Not too long ago, I had a brief exchange with a friend of mine who is one of Jehovah's Witnesses. We are good friends, and will occassionally engage in friendly jabs about what you might call our "differing faith perspectives." I enjoy this sort of thing immensely, taking pains to refer to myself as a "false religionist" with such great relish that the irony of my usage is clear. He likes to ask very short and pointed questions that end in a very self-satisfied smacking of the lips as if he has just scored the ultimate point. Even so, none of this is mean spirited and our relationship is undergirded by a deep affection and respect. 

So at the beginning of last winter he asked a question that was something like, "So, are you  preparing to celebrate the pagan holiday in December?"  Not wanting to lay down for such an obvious ploy, I answered, "What pagan holiday is that?" I had him there, because the JW training does not allow such a teachable moment to pass unused.

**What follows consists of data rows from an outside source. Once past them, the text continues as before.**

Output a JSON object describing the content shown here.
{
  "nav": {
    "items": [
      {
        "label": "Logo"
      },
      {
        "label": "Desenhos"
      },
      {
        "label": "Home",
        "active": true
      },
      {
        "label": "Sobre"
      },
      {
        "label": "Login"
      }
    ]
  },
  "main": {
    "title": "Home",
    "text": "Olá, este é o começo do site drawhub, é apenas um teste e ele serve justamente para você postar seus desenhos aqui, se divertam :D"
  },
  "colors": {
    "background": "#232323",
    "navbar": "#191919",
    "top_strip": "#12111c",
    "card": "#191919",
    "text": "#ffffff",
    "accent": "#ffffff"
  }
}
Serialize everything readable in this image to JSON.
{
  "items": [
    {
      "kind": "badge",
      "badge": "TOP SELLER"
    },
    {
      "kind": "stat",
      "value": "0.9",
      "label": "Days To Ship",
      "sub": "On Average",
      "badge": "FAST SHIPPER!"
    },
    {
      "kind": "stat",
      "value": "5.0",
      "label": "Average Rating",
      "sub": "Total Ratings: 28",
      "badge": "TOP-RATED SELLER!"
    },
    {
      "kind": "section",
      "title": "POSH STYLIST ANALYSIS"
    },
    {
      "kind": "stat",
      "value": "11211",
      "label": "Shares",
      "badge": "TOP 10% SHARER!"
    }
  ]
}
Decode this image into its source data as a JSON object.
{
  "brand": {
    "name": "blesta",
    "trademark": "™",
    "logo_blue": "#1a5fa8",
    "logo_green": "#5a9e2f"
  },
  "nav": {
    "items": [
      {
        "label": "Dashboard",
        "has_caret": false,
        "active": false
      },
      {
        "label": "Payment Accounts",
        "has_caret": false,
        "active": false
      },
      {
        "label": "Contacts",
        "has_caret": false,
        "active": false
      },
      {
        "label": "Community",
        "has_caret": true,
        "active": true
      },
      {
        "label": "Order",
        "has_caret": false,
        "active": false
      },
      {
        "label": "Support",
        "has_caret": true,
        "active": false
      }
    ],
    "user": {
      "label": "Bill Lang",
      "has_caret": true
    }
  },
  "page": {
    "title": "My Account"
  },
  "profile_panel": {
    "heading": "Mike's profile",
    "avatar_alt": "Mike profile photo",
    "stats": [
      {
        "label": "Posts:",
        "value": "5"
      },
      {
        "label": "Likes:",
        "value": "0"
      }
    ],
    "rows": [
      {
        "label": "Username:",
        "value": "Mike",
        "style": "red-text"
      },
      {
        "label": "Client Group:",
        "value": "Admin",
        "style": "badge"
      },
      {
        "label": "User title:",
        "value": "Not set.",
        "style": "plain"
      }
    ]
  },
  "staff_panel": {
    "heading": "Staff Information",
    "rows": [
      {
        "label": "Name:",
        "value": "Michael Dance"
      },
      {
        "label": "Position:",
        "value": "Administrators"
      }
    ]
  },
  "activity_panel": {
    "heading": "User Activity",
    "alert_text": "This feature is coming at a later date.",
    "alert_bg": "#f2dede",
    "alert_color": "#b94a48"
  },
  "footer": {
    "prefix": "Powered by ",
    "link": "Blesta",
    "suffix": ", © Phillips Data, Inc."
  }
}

Being born and raised a JW, the conditioning was too strong for him to just keep playing the game. 

So he launches into a short but pointed explanation of the true pagan origins of the holiday commonly known as Christmas. It seems we christians (false religionists, that is) have been duped all along. We just THINK we are celebrating the birth of Jesus, even though it clearly cannot be his actual birthday. And even if it were, the whole idea is wrong because...well...Jesus just isn't Jehovah. You aren't supposed to worship anyone except Jehovah. 

This, by the way, is completely aside from the whole aversion that JW's carry for celebrating birthdays of any kind.  I have always found this to be a custom just full of comic possibilities. Especially around Christmas. After all, if you WERE going to celebrate ANYONE's birthday, would Jesus' be the one you would pick? But...I digress.

My point in return was simply that my friend clearly did not understand the nature of co-opting cultural markers. Christians are not duped at all. The whole Christmas/Saturnalia/Solstice thing was actually quite intentional. You see, what we actually did was hit the pagans over the head, and outright STEAL their holiday. Then we took it and gave it to Jesus whose day it SHOULD have been all along. It's ok because Jesus redeemed the day and it belongs to Him now. That's how the gospel works, with people, and with everything else. Jesus has this way of taking things that are all bent out of shape and straightening them out. 

Of course, their is an ongoing tension where the gods of the current age are making their attempts to recapture the day. That's a subject for another post.

I've been hearing similar objections arising lately regarding Easter. I have long been in the habit of referring to it as Ressurection Day, just so as to avoid confusion with the whole bunny-eggy thing, and the happy-happy-spring thing - both gods of this age. But I have been hearing some people suggesting that the whole thing is just a thin Christiany veneer laid over a solid pagan core. If anything it's just the opposite.